Tech Session Tackles Rock Mechanics, Re-fracs, and Regulations

New learnings on hydraulic fracturing will be highlighted at the SPE Hydraulic Fracturing Conference and Exhibition in The Woodlands, Texas from January 24 to 26.

The North American shale sector has always relied on brute force to get the job done in the subsurface. However, these days hydraulic fracturing involves more science, engineering, and finesse than ever. This is because producers have learned that a deeper understanding of tight rocks is the key to unlocking more of the hydrocarbons trapped within them.

New learnings on this topic will be highlighted at the SPE Hydraulic Fracturing Conference and Exhibition in The Woodlands, Texas from January 24 to 26. The second day of the conference will feature a technical session titled "Fracture Mechanics and Refracturing."

“Some of the papers in this session will be addressing factors that, until recently, we didn’t think were very important at all in the hydraulic fracturing process,” said Dan Hill, department head of the petroleum engineering department at Texas A&M University and one of the session’s chairpersons.

A paper authored by researchers from the University of Texas at Austin (SPE 184871), will offer details of an experimental study on how fracture initiation and propagation are affected by the stiffness or weakness of different rock layers. Another paper, authored by engineers and geomechanical experts from Baker Hughes and GeoNumerical Solutions (SPE 184854), is focused on this same issue and will discuss how to predict the impact of weak rock boundaries using 3D modeling.

Both papers will build on the growing evidence that weak boundaries between different rock layers can halt the propagation of fractures into stiffer rock layers, which results in T-shaped fractures that do little to stimulate the reservoir.

Hill said this problem is known to operators in Eagle Ford Shale of south Texas, where thin layers of soft ash bed are interbedded with the reservoir’s producing intervals.

“When the fractures grow upwards and intersect with these ash beds, they just stop growing and this may be leading the fractures to be much shorter than we thought,” he said, adding that a better of understanding of the issue may lead to improved decision making on which fracturing fluids are needed for an optimal stimulation.

The mixed-session will also feature a paper from Barre & Associates and the Colorado School of Mines (SPE 184837) on the most important considerations involved with refracturing horizontal wells.

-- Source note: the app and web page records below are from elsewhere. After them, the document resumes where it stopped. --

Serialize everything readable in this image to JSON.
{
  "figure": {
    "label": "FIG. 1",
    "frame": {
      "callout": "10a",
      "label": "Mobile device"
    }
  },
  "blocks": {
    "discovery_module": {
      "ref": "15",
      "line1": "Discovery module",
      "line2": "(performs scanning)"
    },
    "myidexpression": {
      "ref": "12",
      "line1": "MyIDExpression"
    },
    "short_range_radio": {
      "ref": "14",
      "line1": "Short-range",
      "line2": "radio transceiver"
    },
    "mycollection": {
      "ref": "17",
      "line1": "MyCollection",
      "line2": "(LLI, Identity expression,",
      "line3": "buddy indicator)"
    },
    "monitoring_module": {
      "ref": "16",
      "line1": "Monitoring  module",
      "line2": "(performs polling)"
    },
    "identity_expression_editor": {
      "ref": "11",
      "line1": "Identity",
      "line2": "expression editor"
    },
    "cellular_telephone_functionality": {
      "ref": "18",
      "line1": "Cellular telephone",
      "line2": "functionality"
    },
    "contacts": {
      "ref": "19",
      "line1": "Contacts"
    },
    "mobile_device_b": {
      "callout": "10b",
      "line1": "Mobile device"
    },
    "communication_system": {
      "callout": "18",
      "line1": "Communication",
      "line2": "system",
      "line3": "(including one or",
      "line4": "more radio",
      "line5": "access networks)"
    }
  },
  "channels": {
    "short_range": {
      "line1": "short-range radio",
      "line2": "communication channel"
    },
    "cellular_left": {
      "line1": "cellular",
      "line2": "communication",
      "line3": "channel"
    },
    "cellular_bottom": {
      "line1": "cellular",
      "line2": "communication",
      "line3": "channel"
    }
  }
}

Jennifer Miskimins is an associate professor of petroleum engineering at the Colorado School of Mines and a co-author of this paper. She said that although the industry slowdown has resulted in less experimental work in this particular area, there remains interest in refracturing due to the great number of opportunities that exist across the US.

“Companies are looking at it as a way to save capital,” she explained. “Instead of having to drill, complete, and stimulate a new well, with refracturing they can take an old well and not worry about two of those components—they just have to go back in and refracture it.”

Adding some diversity to the session will be a paper on hydraulic fracturing regulations (SPE 184859). Authored by layers from the corporate law firm Shook Hardy & Bacon, the paper will address current federal and state rules in addition to the potential policy changes of US President-elect Donald Trump’s administration—making it one of the most up-to-date regulatory reference papers available to industry professionals.

All the above papers will be available for download from OnePetro upon the conclusion of the conference. View this year’s conference agenda, or to register here.

Tech Session Tackles Rock Mechanics, Re-fracs, and Regulations

Trent Jacobs, JPT Senior Technology Writer

29 December 2016